Monthly Archives: January 2008

Antsy Acacias

While reading up on giraffes and acacias on the internet, I noticed that the acacia featured in the original Science article wasn’t in Wikipedia at all – not even a stub! The acacia, Acacia drepanolobium (Whistling Thorn) has a ton of info about it lying around on the internet, so it definitely deserves a wikipedia entry.

I found a creative commons photo on Flickr and the photographer, Martin Sharman, graciously changed the licensing on the photo to allow for commercial usage so I could use it in the wikipedia article. So I made the article, and I think the subject is pretty cool – this tree has a neat symbiosis with several species of ants, check it out.

Etsy links

Some more interesting etsy stuff I’ve seen:

Removable vinyl wall art by ellynelly
– easily customize and decorate walls. You can choose your own colors for most of them. There is also a variety of these created by Blik Surface Graphics, including some designs from Threadless.

Wood and resin jewelry by modica
. You can customize these, choosing your own resin colors for each of the wood circles.

“Reflecting pool” earrings by themusesjewels
. Most of the blue you see when looking at the earring straight on is being reflected back – it’s really a silvery mirrored dish shape with a blue bead cupped within.

Berry Butt Ants

The first known example of parasite induced fruit mimicry: Scientists report (in the April issue of American Naturalist) the discovery of a parasitic worm that infects ants and turns their butts bright red — so they resemble berries.
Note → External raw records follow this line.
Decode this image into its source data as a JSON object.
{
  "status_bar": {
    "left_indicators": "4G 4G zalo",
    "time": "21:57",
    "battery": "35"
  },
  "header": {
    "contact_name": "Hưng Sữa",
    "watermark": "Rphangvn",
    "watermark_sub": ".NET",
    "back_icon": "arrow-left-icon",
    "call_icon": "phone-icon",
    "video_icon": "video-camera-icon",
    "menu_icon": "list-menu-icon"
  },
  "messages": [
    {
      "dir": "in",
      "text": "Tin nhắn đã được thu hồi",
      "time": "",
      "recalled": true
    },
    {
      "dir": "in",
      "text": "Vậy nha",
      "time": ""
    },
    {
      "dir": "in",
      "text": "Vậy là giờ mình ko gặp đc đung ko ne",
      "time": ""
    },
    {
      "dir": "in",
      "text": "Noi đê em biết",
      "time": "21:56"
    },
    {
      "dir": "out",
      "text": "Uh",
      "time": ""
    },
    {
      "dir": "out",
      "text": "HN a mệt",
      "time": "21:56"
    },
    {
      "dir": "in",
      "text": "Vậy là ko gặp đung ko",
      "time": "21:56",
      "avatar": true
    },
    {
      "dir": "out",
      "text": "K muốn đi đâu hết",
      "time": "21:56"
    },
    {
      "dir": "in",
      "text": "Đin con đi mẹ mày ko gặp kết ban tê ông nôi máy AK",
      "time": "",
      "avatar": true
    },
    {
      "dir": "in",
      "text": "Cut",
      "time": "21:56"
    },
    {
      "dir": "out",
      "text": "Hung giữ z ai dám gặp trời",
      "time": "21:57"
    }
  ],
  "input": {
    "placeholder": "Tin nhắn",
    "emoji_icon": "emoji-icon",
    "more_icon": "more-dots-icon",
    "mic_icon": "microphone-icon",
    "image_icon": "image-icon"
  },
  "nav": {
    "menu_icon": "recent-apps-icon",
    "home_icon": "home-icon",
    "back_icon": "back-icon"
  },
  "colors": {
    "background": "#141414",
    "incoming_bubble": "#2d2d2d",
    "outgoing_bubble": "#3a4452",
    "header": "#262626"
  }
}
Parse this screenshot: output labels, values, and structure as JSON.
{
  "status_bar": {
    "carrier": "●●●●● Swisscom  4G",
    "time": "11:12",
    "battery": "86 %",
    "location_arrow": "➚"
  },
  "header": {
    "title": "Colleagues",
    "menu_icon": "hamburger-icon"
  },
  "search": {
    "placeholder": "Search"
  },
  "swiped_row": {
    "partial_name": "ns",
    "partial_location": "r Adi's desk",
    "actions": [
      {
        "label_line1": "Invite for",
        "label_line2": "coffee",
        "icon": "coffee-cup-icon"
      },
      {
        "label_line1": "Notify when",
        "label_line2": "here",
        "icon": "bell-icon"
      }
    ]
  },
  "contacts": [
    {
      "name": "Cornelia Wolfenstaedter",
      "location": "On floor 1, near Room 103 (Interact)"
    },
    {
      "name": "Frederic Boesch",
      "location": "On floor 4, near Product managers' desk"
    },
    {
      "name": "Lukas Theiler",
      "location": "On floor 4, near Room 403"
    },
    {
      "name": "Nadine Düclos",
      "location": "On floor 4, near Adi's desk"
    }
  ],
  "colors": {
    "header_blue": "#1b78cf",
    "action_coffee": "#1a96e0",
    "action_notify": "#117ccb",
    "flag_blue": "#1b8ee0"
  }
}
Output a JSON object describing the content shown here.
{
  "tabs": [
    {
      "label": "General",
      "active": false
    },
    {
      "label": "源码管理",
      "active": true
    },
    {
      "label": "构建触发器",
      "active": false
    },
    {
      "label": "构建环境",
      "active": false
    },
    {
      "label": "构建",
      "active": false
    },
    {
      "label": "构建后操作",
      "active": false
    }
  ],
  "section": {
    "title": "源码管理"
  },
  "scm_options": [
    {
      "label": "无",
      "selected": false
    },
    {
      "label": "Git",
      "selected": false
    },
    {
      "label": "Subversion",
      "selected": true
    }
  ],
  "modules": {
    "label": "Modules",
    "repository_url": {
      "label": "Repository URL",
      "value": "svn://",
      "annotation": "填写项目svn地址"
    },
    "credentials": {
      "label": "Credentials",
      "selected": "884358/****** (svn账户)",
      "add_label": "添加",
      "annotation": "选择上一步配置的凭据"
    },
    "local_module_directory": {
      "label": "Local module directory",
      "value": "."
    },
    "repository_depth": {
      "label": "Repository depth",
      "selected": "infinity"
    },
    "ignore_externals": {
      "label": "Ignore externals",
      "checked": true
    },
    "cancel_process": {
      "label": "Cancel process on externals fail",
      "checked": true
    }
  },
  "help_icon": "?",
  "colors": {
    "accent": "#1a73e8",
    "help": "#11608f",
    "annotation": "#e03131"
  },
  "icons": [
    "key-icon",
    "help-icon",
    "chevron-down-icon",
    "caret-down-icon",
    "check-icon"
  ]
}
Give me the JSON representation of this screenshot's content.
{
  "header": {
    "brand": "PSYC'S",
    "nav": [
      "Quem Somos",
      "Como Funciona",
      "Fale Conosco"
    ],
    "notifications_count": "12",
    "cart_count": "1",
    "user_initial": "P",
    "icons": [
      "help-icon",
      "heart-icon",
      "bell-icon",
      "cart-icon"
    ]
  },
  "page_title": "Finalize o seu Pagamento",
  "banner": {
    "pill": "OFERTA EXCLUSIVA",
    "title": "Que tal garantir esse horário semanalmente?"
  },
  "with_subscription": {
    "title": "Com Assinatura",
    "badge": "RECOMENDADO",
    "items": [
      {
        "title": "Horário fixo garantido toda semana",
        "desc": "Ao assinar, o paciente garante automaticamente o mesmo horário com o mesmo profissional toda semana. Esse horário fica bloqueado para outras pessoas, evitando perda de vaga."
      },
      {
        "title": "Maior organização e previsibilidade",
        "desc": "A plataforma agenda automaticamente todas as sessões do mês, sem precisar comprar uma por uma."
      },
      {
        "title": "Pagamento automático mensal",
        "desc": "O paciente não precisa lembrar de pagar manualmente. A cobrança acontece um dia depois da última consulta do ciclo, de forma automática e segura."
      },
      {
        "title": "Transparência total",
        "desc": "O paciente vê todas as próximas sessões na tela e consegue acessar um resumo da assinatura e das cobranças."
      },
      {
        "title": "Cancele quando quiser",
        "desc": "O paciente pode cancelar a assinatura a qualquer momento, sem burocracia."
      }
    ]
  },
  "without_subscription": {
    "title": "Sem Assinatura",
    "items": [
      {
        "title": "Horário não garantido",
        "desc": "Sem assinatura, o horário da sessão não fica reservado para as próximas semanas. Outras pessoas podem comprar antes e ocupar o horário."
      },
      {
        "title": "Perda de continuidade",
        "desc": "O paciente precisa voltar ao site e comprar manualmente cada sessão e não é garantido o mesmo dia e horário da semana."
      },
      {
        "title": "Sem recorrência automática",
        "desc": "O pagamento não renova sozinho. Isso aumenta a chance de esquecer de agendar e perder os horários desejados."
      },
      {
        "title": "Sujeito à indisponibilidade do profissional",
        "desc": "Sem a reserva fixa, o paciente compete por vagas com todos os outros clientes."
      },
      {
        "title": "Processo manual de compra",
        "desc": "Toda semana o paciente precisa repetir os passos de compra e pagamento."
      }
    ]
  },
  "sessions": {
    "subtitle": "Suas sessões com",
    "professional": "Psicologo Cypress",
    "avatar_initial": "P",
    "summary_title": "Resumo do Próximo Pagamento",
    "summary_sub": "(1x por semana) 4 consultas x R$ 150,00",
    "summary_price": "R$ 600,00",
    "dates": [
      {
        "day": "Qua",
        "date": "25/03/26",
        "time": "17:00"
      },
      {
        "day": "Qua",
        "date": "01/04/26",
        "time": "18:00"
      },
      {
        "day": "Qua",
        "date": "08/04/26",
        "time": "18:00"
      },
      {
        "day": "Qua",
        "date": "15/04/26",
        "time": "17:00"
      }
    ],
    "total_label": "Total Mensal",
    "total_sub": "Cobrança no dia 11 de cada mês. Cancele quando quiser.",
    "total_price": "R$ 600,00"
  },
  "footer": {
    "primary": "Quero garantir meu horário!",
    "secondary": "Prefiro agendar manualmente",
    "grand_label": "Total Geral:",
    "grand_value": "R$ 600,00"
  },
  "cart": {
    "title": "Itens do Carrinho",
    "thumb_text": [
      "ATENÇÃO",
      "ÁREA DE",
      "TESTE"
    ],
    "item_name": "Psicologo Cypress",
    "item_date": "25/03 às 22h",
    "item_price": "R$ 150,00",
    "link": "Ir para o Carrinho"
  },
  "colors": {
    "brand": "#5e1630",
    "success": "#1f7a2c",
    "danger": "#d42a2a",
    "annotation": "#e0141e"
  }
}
The parasite also changes their behavior, causing them to wave their butt around in the air. A bird spies the “berry”, eats it up and is infected. Bird poop is fed upon by the ants, completing the parasitic cycle.

Tall Tales

Science magazine had an article exploring a paradoxical observation: acacia trees fenced off and protected from herbivores seem to be less healthy. It turns out the acacia trees are usually in a symbiotic relationship with a species of ant that protects them. When nobody’s munching on the trees, they stop providing for the ants and the symbiotic relationship breaks down — in a way that’s actually worse, in the end, for the acacia.

Then I started wondering, tangentially, if giraffes and acacias coevolved tallness. So I googled around… what I actually found was some surprising controversy regarding the evolution of the giraffe’s neck.

Everyone pretty much assumed they evolved tall necks to reach more leaves, but in 1996 a couple of guys proposed that the neck was actually a product of sexual selection. Turns out that the males use their necks as weapons when fighting each other. Check out this crazy youtube video. (url: )

The argument they had against the feeding hypothesis was that giraffes spend a lot of time browsing at or below shoulder level. In 2007 another group published a study which found that higher quality biomass was available to giraffes higher up, due to competition with other foragers at lower levels. In the end I think I’ll stick with the tall-to-reach-leaves-hypothesis, but I thought this video of fighting giraffes was too awesome not to share.


I like the idea of Etsy. A place where people can showcase and sell the things they make – a free for all online gallery and crafts show. Although a lot of the stuff there is amateurish crud, some of it is really quality work. These knitware ceramics, for example, look pretty cool.

Obesity grows on me

My doctor told me to stop having intimate dinners for four. Unless there are three other people.
– Orson Welles

It’s the traditional day for starting weight management regimens. As I’ve done before, I’ll be recording my weight, caloric intake and exercise in an online directory.

Update – I discovered that Facebook has a great application for keeping track of food and exercise and weight … I may just use this instead of keeping records in that directory there. Sorry. I think you can see my info there if you have an account.